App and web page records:
***
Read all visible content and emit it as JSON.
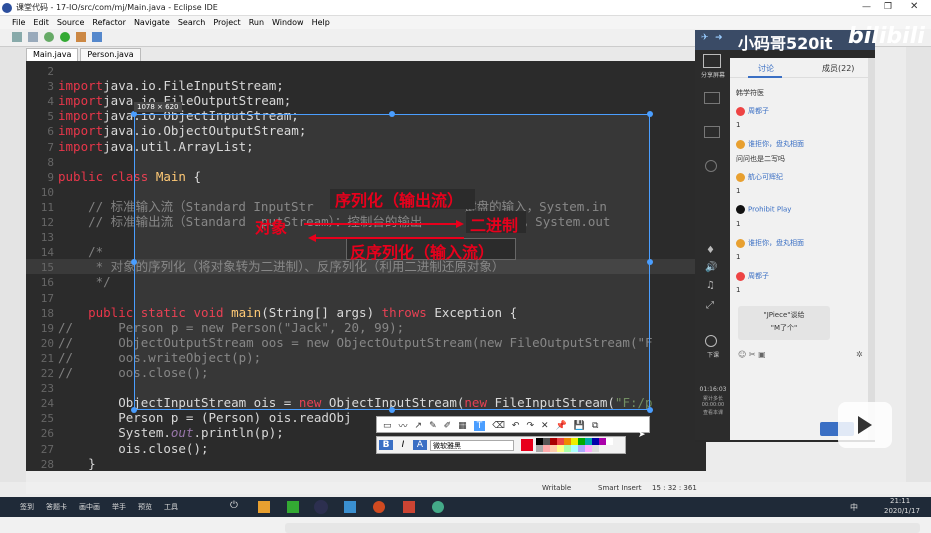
{
  "window": {
    "title": "课堂代码 - 17-IO/src/com/mj/Main.java - Eclipse IDE"
  },
  "menu": [
    "File",
    "Edit",
    "Source",
    "Refactor",
    "Navigate",
    "Search",
    "Project",
    "Run",
    "Window",
    "Help"
  ],
  "tabs": [
    {
      "label": "Main.java"
    },
    {
      "label": "Person.java"
    }
  ],
  "code": [
    {
      "n": "2",
      "html": ""
    },
    {
      "n": "3",
      "t": [
        [
          "red",
          "import"
        ],
        [
          "",
          "java.io.FileInputStream;"
        ]
      ]
    },
    {
      "n": "4",
      "t": [
        [
          "red",
          "import"
        ],
        [
          "",
          "java.io.FileOutputStream;"
        ]
      ]
    },
    {
      "n": "5",
      "t": [
        [
          "red",
          "import"
        ],
        [
          "",
          "java.io.ObjectInputStream;"
        ]
      ]
    },
    {
      "n": "6",
      "t": [
        [
          "red",
          "import"
        ],
        [
          "",
          "java.io.ObjectOutputStream;"
        ]
      ]
    },
    {
      "n": "7",
      "t": [
        [
          "red",
          "import"
        ],
        [
          "",
          "java.util.ArrayList;"
        ]
      ]
    },
    {
      "n": "8",
      "t": []
    },
    {
      "n": "9",
      "t": [
        [
          "red",
          "public class"
        ],
        [
          "cls",
          " Main"
        ],
        [
          "",
          " {"
        ]
      ]
    },
    {
      "n": "10",
      "t": []
    },
    {
      "n": "11",
      "t": [
        [
          "cm",
          "    // 标准输入流（Standard InputStr"
        ],
        [
          "cm",
          "                    键盘的输入，System.in"
        ]
      ]
    },
    {
      "n": "12",
      "t": [
        [
          "cm",
          "    // 标准输出流（Standard  putStream）：控制台的输出          输出，System.out"
        ]
      ]
    },
    {
      "n": "13",
      "t": []
    },
    {
      "n": "14",
      "t": [
        [
          "cm",
          "    /*"
        ]
      ]
    },
    {
      "n": "15",
      "t": [
        [
          "cm",
          "     * 对象的序列化（将对象转为二进制）、反序列化（利用二进制还原对象）"
        ]
      ],
      "hl": true
    },
    {
      "n": "16",
      "t": [
        [
          "cm",
          "     */"
        ]
      ]
    },
    {
      "n": "17",
      "t": []
    },
    {
      "n": "18",
      "t": [
        [
          "red",
          "    public static void"
        ],
        [
          "cls",
          " main"
        ],
        [
          "",
          "(String[] args) "
        ],
        [
          "red",
          "throws"
        ],
        [
          "",
          " Exception {"
        ]
      ]
    },
    {
      "n": "19",
      "t": [
        [
          "cm",
          "//      Person p = new Person(\"Jack\", 20, 99);"
        ]
      ]
    },
    {
      "n": "20",
      "t": [
        [
          "cm",
          "//      ObjectOutputStream oos = new ObjectOutputStream(new FileOutputStream(\"F"
        ]
      ]
    },
    {
      "n": "21",
      "t": [
        [
          "cm",
          "//      oos.writeObject(p);"
        ]
      ]
    },
    {
      "n": "22",
      "t": [
        [
          "cm",
          "//      oos.close();"
        ]
      ]
    },
    {
      "n": "23",
      "t": []
    },
    {
      "n": "24",
      "t": [
        [
          "",
          "        ObjectInputStream ois = "
        ],
        [
          "red",
          "new"
        ],
        [
          "",
          " ObjectInputStream("
        ],
        [
          "red",
          "new"
        ],
        [
          "",
          " FileInputStream("
        ],
        [
          "str",
          "\"F:/p"
        ]
      ]
    },
    {
      "n": "25",
      "t": [
        [
          "",
          "        Person p = (Person) ois.readObj"
        ]
      ]
    },
    {
      "n": "26",
      "t": [
        [
          "",
          "        System."
        ],
        [
          "it",
          "out"
        ],
        [
          "",
          ".println(p);"
        ]
      ]
    },
    {
      "n": "27",
      "t": [
        [
          "",
          "        ois.close();"
        ]
      ]
    },
    {
      "n": "28",
      "t": [
        [
          "",
          "    }"
        ]
      ]
    }
  ],
  "annotations": {
    "serialize": "序列化（输出流）",
    "object": "对象",
    "binary": "二进制",
    "deserialize": "反序列化（输入流）"
  },
  "selection": {
    "size_label": "1078 × 620"
  },
  "sidebar": {
    "brand": "小码哥520it",
    "logo": "bilibili",
    "tabs": [
      "讨论",
      "成员(22)"
    ],
    "icon_labels": [
      "分享屏幕",
      "",
      "",
      "",
      "",
      "",
      "",
      "",
      "下课"
    ],
    "chat": [
      {
        "text": "韩学符医"
      },
      {
        "name": "周都子",
        "msg": "1"
      },
      {
        "name": "谁拒你，盘丸相面",
        "msg": "问问也是二写吗"
      },
      {
        "name": "航心可辉纪",
        "msg": "1"
      },
      {
        "name": "Prohibit Play",
        "msg": "1"
      },
      {
        "name": "谁拒你，盘丸相面",
        "msg": "1"
      },
      {
        "name": "周都子",
        "msg": "1"
      }
    ],
    "input_lines": [
      "\"JPiece\"谈给",
      "\"M了个\""
    ],
    "timer": "01:16:03",
    "timer_sub": "累计多长",
    "timer_sub2": "00:00:00",
    "timer_sub3": "查看本课"
  },
  "draw_font": "微软雅黑",
  "status": {
    "writable": "Writable",
    "insert": "Smart Insert",
    "pos": "15 : 32 : 361"
  },
  "taskbar": {
    "items": [
      "签到",
      "答题卡",
      "画中画",
      "举手",
      "预览",
      "工具"
    ],
    "time": "21:11",
    "date": "2020/1/17",
    "ime": "中"
  },
  "colors": {
    "accent": "#4a9eff",
    "annot": "#e8001c",
    "editor_bg": "#2b2b2b"
  }
}
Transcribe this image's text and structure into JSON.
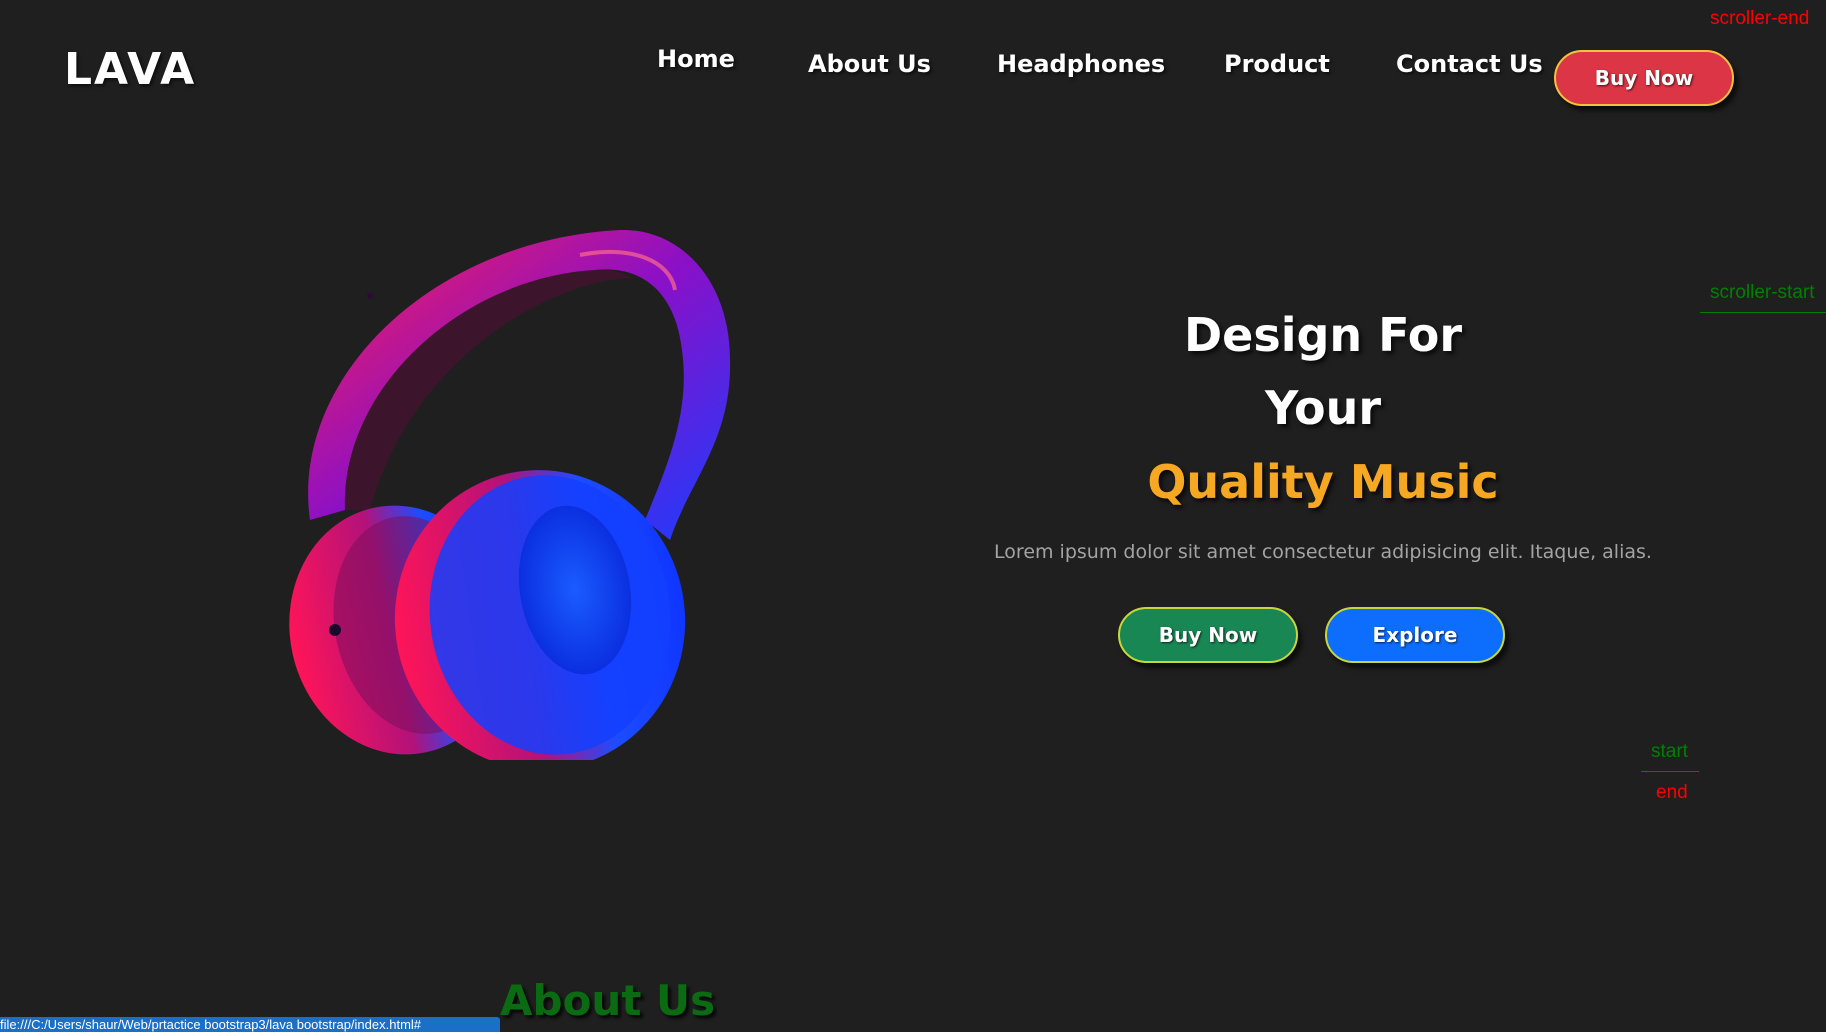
{
  "brand": {
    "logo": "LAVA"
  },
  "nav": {
    "items": [
      {
        "label": "Home"
      },
      {
        "label": "About Us"
      },
      {
        "label": "Headphones"
      },
      {
        "label": "Product"
      },
      {
        "label": "Contact Us"
      }
    ],
    "buy_button": "Buy Now"
  },
  "hero": {
    "line1": "Design For",
    "line2": "Your",
    "line3": "Quality Music",
    "description": "Lorem ipsum dolor sit amet consectetur adipisicing elit. Itaque, alias.",
    "buy_button": "Buy Now",
    "explore_button": "Explore"
  },
  "scroll_markers": {
    "scroller_end": "scroller-end",
    "scroller_start": "scroller-start",
    "start": "start",
    "end": "end"
  },
  "about": {
    "heading": "About Us"
  },
  "status_bar": {
    "url": "file:///C:/Users/shaur/Web/prtactice bootstrap3/lava bootstrap/index.html#"
  },
  "colors": {
    "background": "#1f1f1f",
    "accent_orange": "#f6a822",
    "buy_red": "#dc3545",
    "buy_green": "#198754",
    "explore_blue": "#0d6efd",
    "marker_red": "#ff0000",
    "marker_green": "#008000"
  },
  "icons": {
    "hero_image": "headphones-icon"
  }
}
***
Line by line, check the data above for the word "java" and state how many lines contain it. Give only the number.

◆ Solution to this exercise: 8